◆ **Task to carry out**
Match the string "January" against each line below, and copy every line that matches.

Website and app data records:
=== Section Start ===

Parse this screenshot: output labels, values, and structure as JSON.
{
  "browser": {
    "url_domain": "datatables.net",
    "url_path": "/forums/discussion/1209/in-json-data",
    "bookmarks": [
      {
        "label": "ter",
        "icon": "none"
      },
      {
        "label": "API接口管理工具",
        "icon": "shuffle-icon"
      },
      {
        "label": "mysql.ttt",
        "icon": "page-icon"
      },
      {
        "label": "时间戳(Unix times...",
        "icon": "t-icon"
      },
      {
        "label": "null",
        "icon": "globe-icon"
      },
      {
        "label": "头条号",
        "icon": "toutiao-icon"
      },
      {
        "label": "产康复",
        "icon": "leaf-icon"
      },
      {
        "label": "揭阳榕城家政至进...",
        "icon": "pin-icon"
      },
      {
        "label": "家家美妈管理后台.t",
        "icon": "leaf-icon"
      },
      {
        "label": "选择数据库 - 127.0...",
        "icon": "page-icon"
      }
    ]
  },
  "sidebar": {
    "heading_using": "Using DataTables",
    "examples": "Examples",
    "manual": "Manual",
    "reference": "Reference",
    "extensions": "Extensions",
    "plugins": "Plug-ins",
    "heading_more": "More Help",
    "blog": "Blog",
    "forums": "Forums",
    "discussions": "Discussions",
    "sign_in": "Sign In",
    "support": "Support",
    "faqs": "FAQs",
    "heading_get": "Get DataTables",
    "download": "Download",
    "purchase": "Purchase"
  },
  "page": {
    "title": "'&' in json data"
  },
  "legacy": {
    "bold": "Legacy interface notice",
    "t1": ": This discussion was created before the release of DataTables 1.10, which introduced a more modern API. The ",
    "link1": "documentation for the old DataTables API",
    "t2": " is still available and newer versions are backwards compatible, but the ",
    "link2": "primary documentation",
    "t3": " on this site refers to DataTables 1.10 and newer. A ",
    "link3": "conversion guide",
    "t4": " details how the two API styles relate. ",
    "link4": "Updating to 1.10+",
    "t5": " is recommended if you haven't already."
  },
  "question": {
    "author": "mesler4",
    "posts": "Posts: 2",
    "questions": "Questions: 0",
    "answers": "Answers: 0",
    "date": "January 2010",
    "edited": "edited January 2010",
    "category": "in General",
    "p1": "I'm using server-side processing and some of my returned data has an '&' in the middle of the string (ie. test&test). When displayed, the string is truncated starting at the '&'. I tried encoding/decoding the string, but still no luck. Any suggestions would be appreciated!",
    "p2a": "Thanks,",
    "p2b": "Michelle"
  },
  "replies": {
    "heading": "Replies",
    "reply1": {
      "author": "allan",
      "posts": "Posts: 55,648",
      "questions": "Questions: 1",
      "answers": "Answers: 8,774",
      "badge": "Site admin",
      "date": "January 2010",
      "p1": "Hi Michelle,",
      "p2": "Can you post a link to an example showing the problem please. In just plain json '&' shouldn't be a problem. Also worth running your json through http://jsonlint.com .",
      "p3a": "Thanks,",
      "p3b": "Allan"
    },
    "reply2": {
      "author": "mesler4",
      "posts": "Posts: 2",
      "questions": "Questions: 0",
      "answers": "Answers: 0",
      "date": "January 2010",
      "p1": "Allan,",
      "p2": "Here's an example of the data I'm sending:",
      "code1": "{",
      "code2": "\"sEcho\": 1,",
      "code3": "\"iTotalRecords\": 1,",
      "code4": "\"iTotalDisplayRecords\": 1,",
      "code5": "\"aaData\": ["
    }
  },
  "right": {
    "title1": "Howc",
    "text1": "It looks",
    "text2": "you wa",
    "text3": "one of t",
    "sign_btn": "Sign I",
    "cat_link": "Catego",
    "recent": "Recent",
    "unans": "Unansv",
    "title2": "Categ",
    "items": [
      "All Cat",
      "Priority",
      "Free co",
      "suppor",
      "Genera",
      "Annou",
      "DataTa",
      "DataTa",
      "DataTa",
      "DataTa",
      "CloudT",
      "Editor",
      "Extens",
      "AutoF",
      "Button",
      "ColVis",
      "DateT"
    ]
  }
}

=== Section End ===

◆ **Exercise result**
    "date": "January 2010",
    "edited": "edited January 2010",
      "date": "January 2010",
      "date": "January 2010",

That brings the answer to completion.